*What the task asks*: Which lines have the string "Property"? Copy all of them from the entries below.

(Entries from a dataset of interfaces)
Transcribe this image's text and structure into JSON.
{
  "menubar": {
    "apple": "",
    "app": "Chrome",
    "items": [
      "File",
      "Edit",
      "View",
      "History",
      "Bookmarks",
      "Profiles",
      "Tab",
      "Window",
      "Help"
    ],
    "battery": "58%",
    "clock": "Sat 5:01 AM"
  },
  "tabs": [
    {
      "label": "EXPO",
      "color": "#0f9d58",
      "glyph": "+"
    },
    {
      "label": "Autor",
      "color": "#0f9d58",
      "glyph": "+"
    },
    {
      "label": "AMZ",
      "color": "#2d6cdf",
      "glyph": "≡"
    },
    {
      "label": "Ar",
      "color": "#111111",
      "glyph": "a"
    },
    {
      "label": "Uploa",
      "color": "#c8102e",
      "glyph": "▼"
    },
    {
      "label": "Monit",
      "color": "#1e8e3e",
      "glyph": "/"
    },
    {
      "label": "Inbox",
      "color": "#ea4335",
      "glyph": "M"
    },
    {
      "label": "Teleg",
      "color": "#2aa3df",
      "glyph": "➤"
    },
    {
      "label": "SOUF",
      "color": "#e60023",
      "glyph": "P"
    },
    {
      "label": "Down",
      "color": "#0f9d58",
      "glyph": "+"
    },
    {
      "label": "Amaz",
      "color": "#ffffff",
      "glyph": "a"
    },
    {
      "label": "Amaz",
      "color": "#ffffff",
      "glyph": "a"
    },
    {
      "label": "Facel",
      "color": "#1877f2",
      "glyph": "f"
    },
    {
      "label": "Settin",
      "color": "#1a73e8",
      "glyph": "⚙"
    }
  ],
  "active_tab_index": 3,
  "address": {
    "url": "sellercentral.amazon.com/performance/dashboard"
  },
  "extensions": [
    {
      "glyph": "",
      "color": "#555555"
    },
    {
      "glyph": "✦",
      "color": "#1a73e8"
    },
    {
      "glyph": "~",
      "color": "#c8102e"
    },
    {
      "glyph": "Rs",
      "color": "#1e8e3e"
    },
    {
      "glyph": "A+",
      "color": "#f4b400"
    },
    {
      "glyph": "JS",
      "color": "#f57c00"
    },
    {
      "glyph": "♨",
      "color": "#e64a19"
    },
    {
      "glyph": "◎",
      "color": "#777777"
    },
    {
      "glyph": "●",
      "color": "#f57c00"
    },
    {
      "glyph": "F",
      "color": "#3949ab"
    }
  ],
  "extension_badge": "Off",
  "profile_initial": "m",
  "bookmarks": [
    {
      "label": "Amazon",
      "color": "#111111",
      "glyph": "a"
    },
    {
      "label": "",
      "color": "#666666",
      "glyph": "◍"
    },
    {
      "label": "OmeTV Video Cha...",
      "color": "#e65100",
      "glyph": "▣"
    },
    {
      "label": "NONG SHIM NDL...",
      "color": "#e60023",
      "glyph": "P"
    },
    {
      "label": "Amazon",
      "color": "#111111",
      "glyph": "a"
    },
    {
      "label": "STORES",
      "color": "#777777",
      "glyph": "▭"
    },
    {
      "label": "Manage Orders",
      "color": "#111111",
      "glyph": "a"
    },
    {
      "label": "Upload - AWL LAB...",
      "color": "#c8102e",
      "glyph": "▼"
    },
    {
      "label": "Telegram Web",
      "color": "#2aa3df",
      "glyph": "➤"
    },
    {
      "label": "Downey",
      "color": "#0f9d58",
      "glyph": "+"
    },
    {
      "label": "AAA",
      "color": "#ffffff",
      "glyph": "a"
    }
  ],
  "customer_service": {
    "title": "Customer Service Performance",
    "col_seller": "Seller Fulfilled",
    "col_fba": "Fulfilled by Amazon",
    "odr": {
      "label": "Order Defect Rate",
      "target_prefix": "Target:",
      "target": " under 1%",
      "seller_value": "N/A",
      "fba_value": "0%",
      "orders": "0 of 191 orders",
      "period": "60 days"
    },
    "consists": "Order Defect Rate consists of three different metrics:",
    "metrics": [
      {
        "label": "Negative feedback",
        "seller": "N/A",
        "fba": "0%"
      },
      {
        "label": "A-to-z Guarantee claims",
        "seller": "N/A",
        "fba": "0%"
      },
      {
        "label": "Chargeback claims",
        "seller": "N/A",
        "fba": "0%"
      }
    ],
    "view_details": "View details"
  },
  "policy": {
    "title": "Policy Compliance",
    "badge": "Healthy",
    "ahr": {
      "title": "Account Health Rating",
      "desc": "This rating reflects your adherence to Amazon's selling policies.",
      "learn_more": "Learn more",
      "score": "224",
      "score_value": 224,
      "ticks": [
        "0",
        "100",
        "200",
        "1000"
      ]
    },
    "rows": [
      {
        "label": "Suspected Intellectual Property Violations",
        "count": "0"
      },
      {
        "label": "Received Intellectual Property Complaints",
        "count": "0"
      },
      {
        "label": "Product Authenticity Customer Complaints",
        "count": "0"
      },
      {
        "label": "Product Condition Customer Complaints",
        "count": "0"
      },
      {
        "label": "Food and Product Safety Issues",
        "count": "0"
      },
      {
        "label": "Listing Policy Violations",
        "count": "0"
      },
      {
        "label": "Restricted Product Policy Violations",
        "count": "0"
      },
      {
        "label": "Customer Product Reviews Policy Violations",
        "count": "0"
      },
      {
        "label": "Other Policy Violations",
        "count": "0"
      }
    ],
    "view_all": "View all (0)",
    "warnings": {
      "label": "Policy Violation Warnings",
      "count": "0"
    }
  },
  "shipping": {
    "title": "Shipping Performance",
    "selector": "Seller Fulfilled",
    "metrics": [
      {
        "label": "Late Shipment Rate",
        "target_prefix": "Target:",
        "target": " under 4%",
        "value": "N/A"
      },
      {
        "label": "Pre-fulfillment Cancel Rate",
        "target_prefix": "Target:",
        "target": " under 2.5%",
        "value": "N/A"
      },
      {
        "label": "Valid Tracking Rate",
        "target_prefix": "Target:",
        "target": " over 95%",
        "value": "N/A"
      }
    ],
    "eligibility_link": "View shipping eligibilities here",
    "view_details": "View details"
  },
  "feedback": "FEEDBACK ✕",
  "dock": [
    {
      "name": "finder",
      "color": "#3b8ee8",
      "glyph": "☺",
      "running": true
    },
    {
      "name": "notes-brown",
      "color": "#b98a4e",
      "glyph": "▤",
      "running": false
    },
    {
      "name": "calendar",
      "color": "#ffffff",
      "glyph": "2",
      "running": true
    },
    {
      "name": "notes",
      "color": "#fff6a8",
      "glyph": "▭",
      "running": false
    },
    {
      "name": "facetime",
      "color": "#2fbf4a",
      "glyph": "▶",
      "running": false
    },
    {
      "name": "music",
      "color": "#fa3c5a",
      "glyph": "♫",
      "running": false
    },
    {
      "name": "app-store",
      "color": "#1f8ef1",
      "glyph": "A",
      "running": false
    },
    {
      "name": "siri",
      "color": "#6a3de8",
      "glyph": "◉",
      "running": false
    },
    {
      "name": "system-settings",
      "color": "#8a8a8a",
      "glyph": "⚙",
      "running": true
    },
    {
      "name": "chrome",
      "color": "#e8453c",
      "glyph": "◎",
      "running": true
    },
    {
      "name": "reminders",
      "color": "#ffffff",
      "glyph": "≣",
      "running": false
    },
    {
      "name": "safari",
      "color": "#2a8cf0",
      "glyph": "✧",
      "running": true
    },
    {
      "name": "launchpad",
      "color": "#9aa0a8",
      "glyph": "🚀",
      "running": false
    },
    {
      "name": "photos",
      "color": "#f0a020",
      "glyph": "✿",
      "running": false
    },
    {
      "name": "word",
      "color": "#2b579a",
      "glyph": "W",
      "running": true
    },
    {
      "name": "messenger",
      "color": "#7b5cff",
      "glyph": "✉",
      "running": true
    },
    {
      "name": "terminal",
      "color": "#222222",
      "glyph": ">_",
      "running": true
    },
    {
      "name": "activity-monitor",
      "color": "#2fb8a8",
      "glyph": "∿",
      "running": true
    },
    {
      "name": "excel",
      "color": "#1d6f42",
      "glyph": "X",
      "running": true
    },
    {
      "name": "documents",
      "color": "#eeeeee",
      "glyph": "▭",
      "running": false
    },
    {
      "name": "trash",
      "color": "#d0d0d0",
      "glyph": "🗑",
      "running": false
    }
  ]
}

*Answer below*:
        "label": "Suspected Intellectual Property Violations",
        "label": "Received Intellectual Property Complaints",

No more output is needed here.